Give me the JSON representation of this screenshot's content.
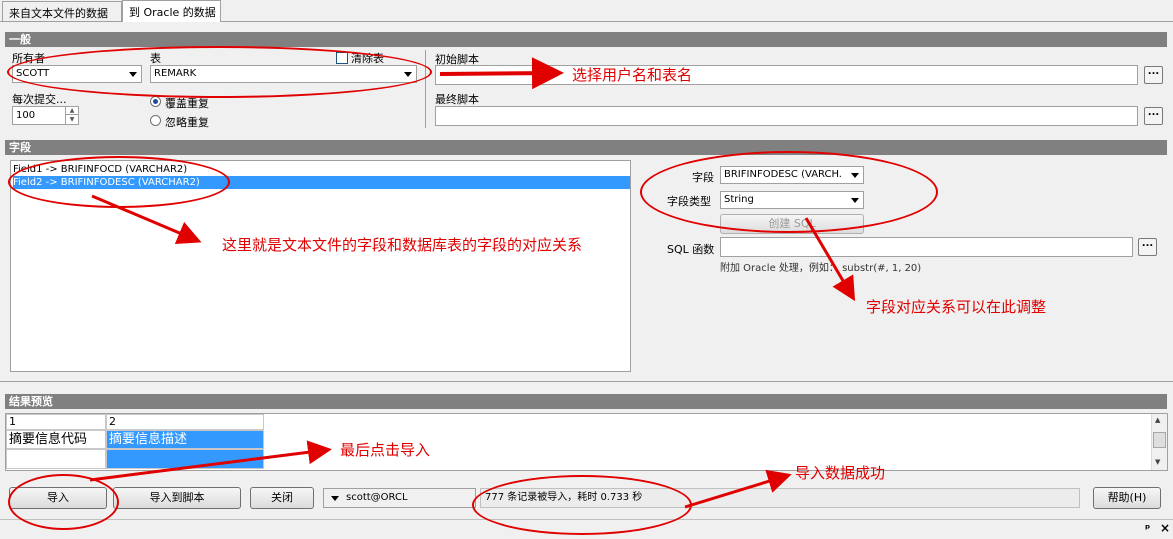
{
  "tabs": [
    {
      "label": "来自文本文件的数据"
    },
    {
      "label": "到 Oracle 的数据"
    }
  ],
  "general": {
    "header": "一般",
    "owner_label": "所有者",
    "owner_value": "SCOTT",
    "table_label": "表",
    "table_value": "REMARK",
    "clear_table_label": "清除表",
    "commit_label": "每次提交...",
    "commit_value": "100",
    "overwrite_label": "覆盖重复",
    "ignore_label": "忽略重复",
    "init_script_label": "初始脚本",
    "final_script_label": "最终脚本",
    "dots": "..."
  },
  "fields": {
    "header": "字段",
    "mappings": [
      {
        "text": "Field1  ->  BRIFINFOCD (VARCHAR2)"
      },
      {
        "text": "Field2  ->  BRIFINFODESC (VARCHAR2)"
      }
    ],
    "field_label": "字段",
    "field_value": "BRIFINFODESC (VARCH.",
    "type_label": "字段类型",
    "type_value": "String",
    "create_sql_button": "创建 SQL",
    "sql_func_label": "SQL 函数",
    "hint_text": "附加 Oracle 处理，例如：  substr(#, 1, 20)"
  },
  "preview": {
    "header": "结果预览",
    "columns": [
      "1",
      "2"
    ],
    "row1": [
      "摘要信息代码",
      "摘要信息描述"
    ]
  },
  "bottom": {
    "import_button": "导入",
    "import_script_button": "导入到脚本",
    "close_button": "关闭",
    "connection": "scott@ORCL",
    "status": "777 条记录被导入，耗时 0.733 秒",
    "help_button": "帮助(H)",
    "pin": "ᵖ",
    "close_x": "×"
  },
  "annotations": {
    "a1": "选择用户名和表名",
    "a2": "这里就是文本文件的字段和数据库表的字段的对应关系",
    "a3": "字段对应关系可以在此调整",
    "a4": "最后点击导入",
    "a5": "导入数据成功"
  },
  "colors": {
    "annotation": "#e00000",
    "section_header": "#808080",
    "selection": "#3399ff"
  }
}
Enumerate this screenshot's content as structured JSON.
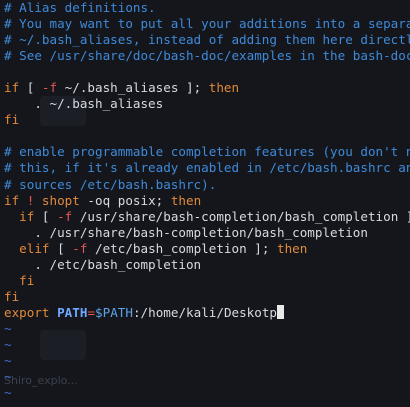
{
  "background": {
    "captions": [
      "Shiro_explo..."
    ]
  },
  "editor": {
    "lines": [
      [
        {
          "t": "# Alias definitions.",
          "c": "c-comment"
        }
      ],
      [
        {
          "t": "# You may want to put all your additions into a separate file like",
          "c": "c-comment"
        }
      ],
      [
        {
          "t": "# ~/.bash_aliases, instead of adding them here directly.",
          "c": "c-comment"
        }
      ],
      [
        {
          "t": "# See /usr/share/doc/bash-doc/examples in the bash-doc package.",
          "c": "c-comment"
        }
      ],
      [],
      [
        {
          "t": "if",
          "c": "c-kw"
        },
        {
          "t": " [ ",
          "c": "c-str"
        },
        {
          "t": "-f",
          "c": "c-op"
        },
        {
          "t": " ~/.bash_aliases ",
          "c": "c-str"
        },
        {
          "t": "];",
          "c": "c-str"
        },
        {
          "t": " then",
          "c": "c-kw"
        }
      ],
      [
        {
          "t": "    . ~/.bash_aliases",
          "c": "c-str"
        }
      ],
      [
        {
          "t": "fi",
          "c": "c-kw"
        }
      ],
      [],
      [
        {
          "t": "# enable programmable completion features (you don't need to enable",
          "c": "c-comment"
        }
      ],
      [
        {
          "t": "# this, if it's already enabled in /etc/bash.bashrc and /etc/profile",
          "c": "c-comment"
        }
      ],
      [
        {
          "t": "# sources /etc/bash.bashrc).",
          "c": "c-comment"
        }
      ],
      [
        {
          "t": "if",
          "c": "c-kw"
        },
        {
          "t": " ! ",
          "c": "c-op"
        },
        {
          "t": "shopt",
          "c": "c-kw"
        },
        {
          "t": " -oq posix; ",
          "c": "c-str"
        },
        {
          "t": "then",
          "c": "c-kw"
        }
      ],
      [
        {
          "t": "  if",
          "c": "c-kw"
        },
        {
          "t": " [ ",
          "c": "c-str"
        },
        {
          "t": "-f",
          "c": "c-op"
        },
        {
          "t": " /usr/share/bash-completion/bash_completion ]; then",
          "c": "c-str"
        }
      ],
      [
        {
          "t": "    . /usr/share/bash-completion/bash_completion",
          "c": "c-str"
        }
      ],
      [
        {
          "t": "  elif",
          "c": "c-kw"
        },
        {
          "t": " [ ",
          "c": "c-str"
        },
        {
          "t": "-f",
          "c": "c-op"
        },
        {
          "t": " /etc/bash_completion ",
          "c": "c-str"
        },
        {
          "t": "];",
          "c": "c-str"
        },
        {
          "t": " then",
          "c": "c-kw"
        }
      ],
      [
        {
          "t": "    . /etc/bash_completion",
          "c": "c-str"
        }
      ],
      [
        {
          "t": "  fi",
          "c": "c-kw"
        }
      ],
      [
        {
          "t": "fi",
          "c": "c-kw"
        }
      ],
      [
        {
          "t": "export",
          "c": "c-kw"
        },
        {
          "t": " ",
          "c": "c-str"
        },
        {
          "t": "PATH",
          "c": "c-bold-var"
        },
        {
          "t": "=",
          "c": "c-eq"
        },
        {
          "t": "$PATH",
          "c": "c-var"
        },
        {
          "t": ":/home/kali/Deskotp",
          "c": "c-str"
        },
        {
          "t": "",
          "c": "cursor"
        }
      ],
      [
        {
          "t": "~",
          "c": "c-tilde"
        }
      ],
      [
        {
          "t": "~",
          "c": "c-tilde"
        }
      ],
      [
        {
          "t": "~",
          "c": "c-tilde"
        }
      ],
      [
        {
          "t": "~",
          "c": "c-tilde"
        }
      ],
      [
        {
          "t": "~",
          "c": "c-tilde"
        }
      ]
    ]
  }
}
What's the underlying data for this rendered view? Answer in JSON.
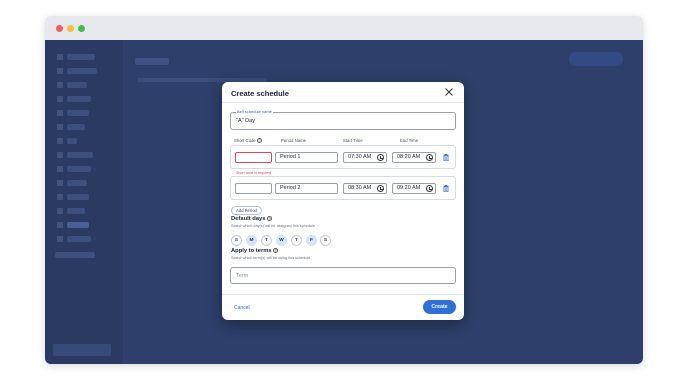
{
  "modal": {
    "title": "Create schedule",
    "bell_schedule": {
      "label": "Bell schedule name",
      "value": "\"A\" Day"
    },
    "columns": {
      "short_code": "Short Code",
      "period_name": "Period Name",
      "start_time": "Start Time",
      "end_time": "End Time"
    },
    "periods": [
      {
        "short_code": "",
        "name": "Period 1",
        "start": "07:30 AM",
        "end": "08:20 AM",
        "error": "Short code is required"
      },
      {
        "short_code": "",
        "name": "Period 2",
        "start": "08:30 AM",
        "end": "09:20 AM",
        "error": ""
      }
    ],
    "add_period_label": "Add Period",
    "default_days": {
      "title": "Default days",
      "subtitle": "Select which day(s) will be assigned this schedule",
      "days": [
        {
          "label": "S",
          "selected": false
        },
        {
          "label": "M",
          "selected": true
        },
        {
          "label": "T",
          "selected": false
        },
        {
          "label": "W",
          "selected": true
        },
        {
          "label": "T",
          "selected": false
        },
        {
          "label": "F",
          "selected": true
        },
        {
          "label": "S",
          "selected": false
        }
      ]
    },
    "apply_terms": {
      "title": "Apply to terms",
      "subtitle": "Select which term(s) will be using this schedule",
      "placeholder": "Term"
    },
    "cancel_label": "Cancel",
    "create_label": "Create"
  },
  "colors": {
    "accent": "#2f6fd9",
    "error": "#e0465a",
    "overlay": "#2d3f6a",
    "day_selected": "#d6e3f8"
  },
  "icons": [
    "close-icon",
    "help-icon",
    "clock-icon",
    "trash-icon"
  ]
}
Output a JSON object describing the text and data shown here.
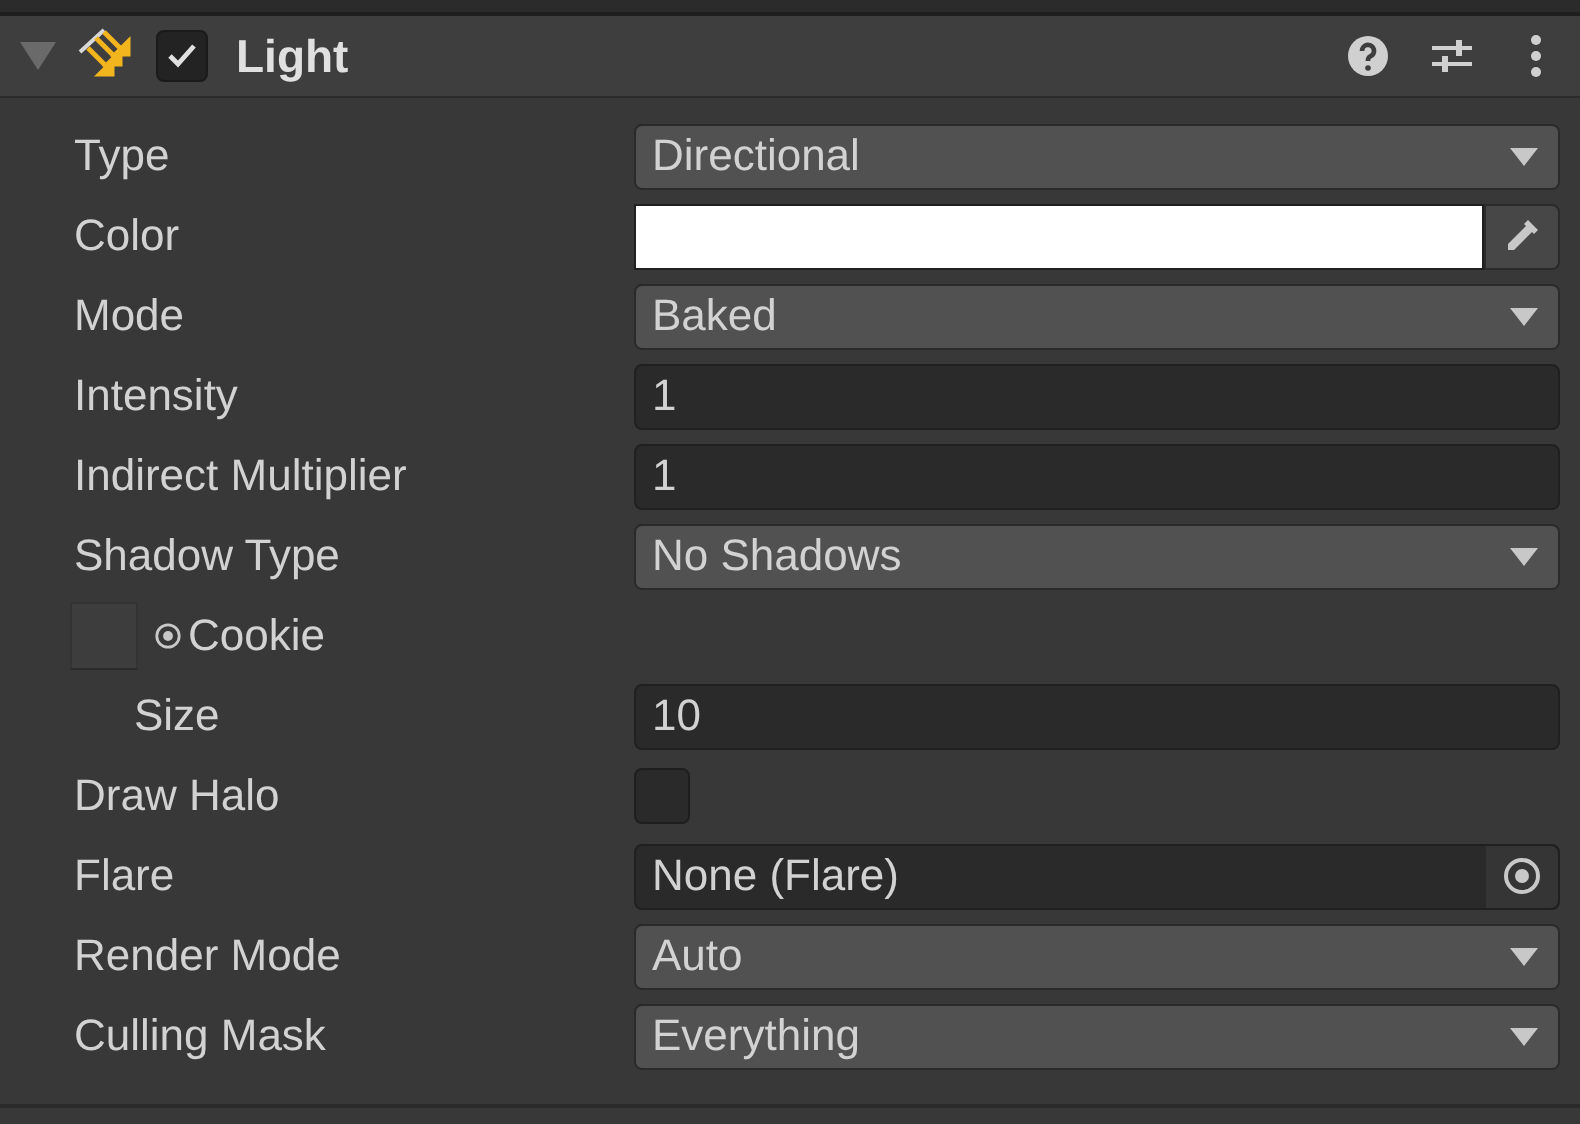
{
  "component": {
    "title": "Light",
    "enabled": true,
    "expanded": true
  },
  "properties": [
    {
      "kind": "dropdown",
      "label": "Type",
      "value": "Directional"
    },
    {
      "kind": "color",
      "label": "Color",
      "color": "#ffffff"
    },
    {
      "kind": "dropdown",
      "label": "Mode",
      "value": "Baked"
    },
    {
      "kind": "number",
      "label": "Intensity",
      "value": "1"
    },
    {
      "kind": "number",
      "label": "Indirect Multiplier",
      "value": "1"
    },
    {
      "kind": "dropdown",
      "label": "Shadow Type",
      "value": "No Shadows"
    },
    {
      "kind": "texture",
      "label": "Cookie",
      "children": [
        {
          "kind": "number",
          "label": "Size",
          "value": "10"
        }
      ]
    },
    {
      "kind": "checkbox",
      "label": "Draw Halo",
      "checked": false
    },
    {
      "kind": "object",
      "label": "Flare",
      "value": "None (Flare)"
    },
    {
      "kind": "dropdown",
      "label": "Render Mode",
      "value": "Auto"
    },
    {
      "kind": "dropdown",
      "label": "Culling Mask",
      "value": "Everything"
    }
  ]
}
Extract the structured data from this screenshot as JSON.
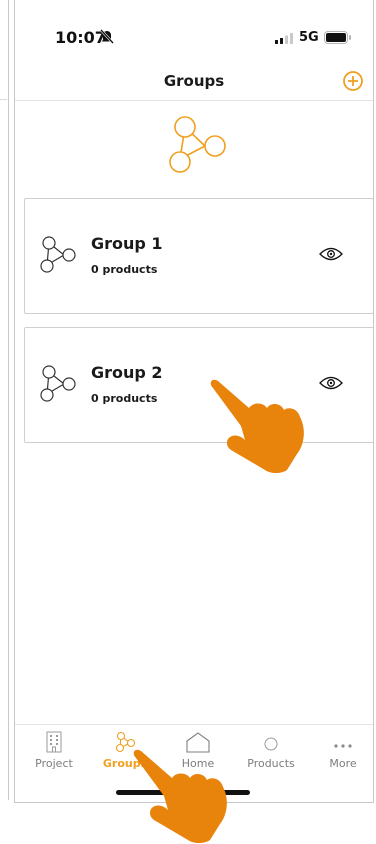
{
  "status_bar": {
    "time": "10:07",
    "network": "5G"
  },
  "header": {
    "title": "Groups"
  },
  "groups": [
    {
      "name": "Group 1",
      "count": "0 products"
    },
    {
      "name": "Group 2",
      "count": "0 products"
    }
  ],
  "tabs": [
    {
      "label": "Project"
    },
    {
      "label": "Groups"
    },
    {
      "label": "Home"
    },
    {
      "label": "Products"
    },
    {
      "label": "More"
    }
  ],
  "colors": {
    "accent": "#f0a020",
    "hand": "#e8830c",
    "text": "#1a1a1a",
    "muted": "#7d7d7d"
  }
}
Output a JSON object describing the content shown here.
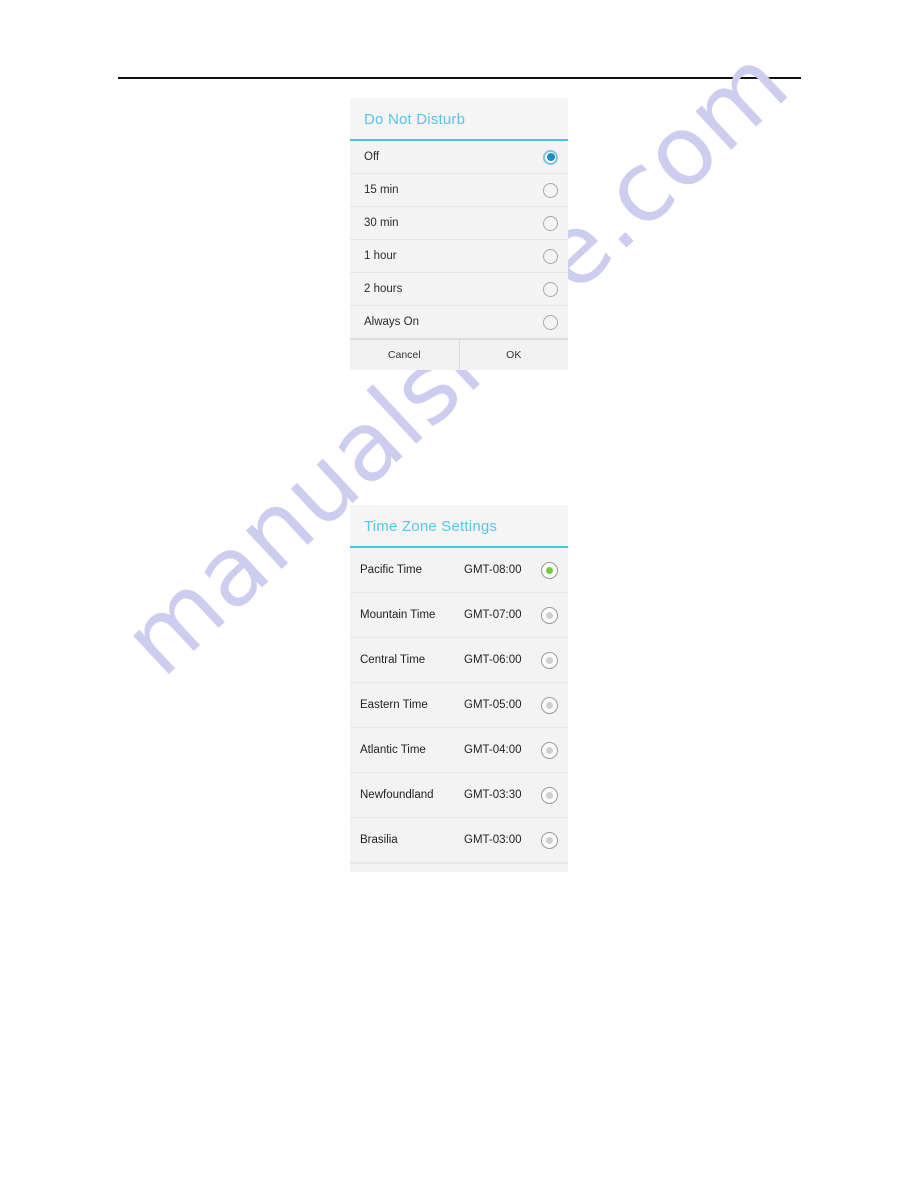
{
  "page": {
    "watermark_text": "manualshive.com",
    "watermark_color": "#cdcdef",
    "accent_cyan": "#57c6ea",
    "accent_underline": "#4ec3e0",
    "radio_selected_blue": "#1a8fc4",
    "radio_selected_green": "#6fcf3a"
  },
  "dnd_dialog": {
    "title": "Do Not Disturb",
    "options": [
      {
        "label": "Off",
        "selected": true
      },
      {
        "label": "15 min",
        "selected": false
      },
      {
        "label": "30 min",
        "selected": false
      },
      {
        "label": "1 hour",
        "selected": false
      },
      {
        "label": "2 hours",
        "selected": false
      },
      {
        "label": "Always On",
        "selected": false
      }
    ],
    "buttons": {
      "cancel": "Cancel",
      "ok": "OK"
    }
  },
  "timezone_dialog": {
    "title": "Time Zone Settings",
    "zones": [
      {
        "name": "Pacific Time",
        "offset": "GMT-08:00",
        "selected": true
      },
      {
        "name": "Mountain Time",
        "offset": "GMT-07:00",
        "selected": false
      },
      {
        "name": "Central Time",
        "offset": "GMT-06:00",
        "selected": false
      },
      {
        "name": "Eastern Time",
        "offset": "GMT-05:00",
        "selected": false
      },
      {
        "name": "Atlantic Time",
        "offset": "GMT-04:00",
        "selected": false
      },
      {
        "name": "Newfoundland",
        "offset": "GMT-03:30",
        "selected": false
      },
      {
        "name": "Brasilia",
        "offset": "GMT-03:00",
        "selected": false
      }
    ]
  }
}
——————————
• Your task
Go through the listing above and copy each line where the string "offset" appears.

• Your response
        "offset": "GMT-08:00",
        "offset": "GMT-07:00",
        "offset": "GMT-06:00",
        "offset": "GMT-05:00",
        "offset": "GMT-04:00",
        "offset": "GMT-03:30",
        "offset": "GMT-03:00",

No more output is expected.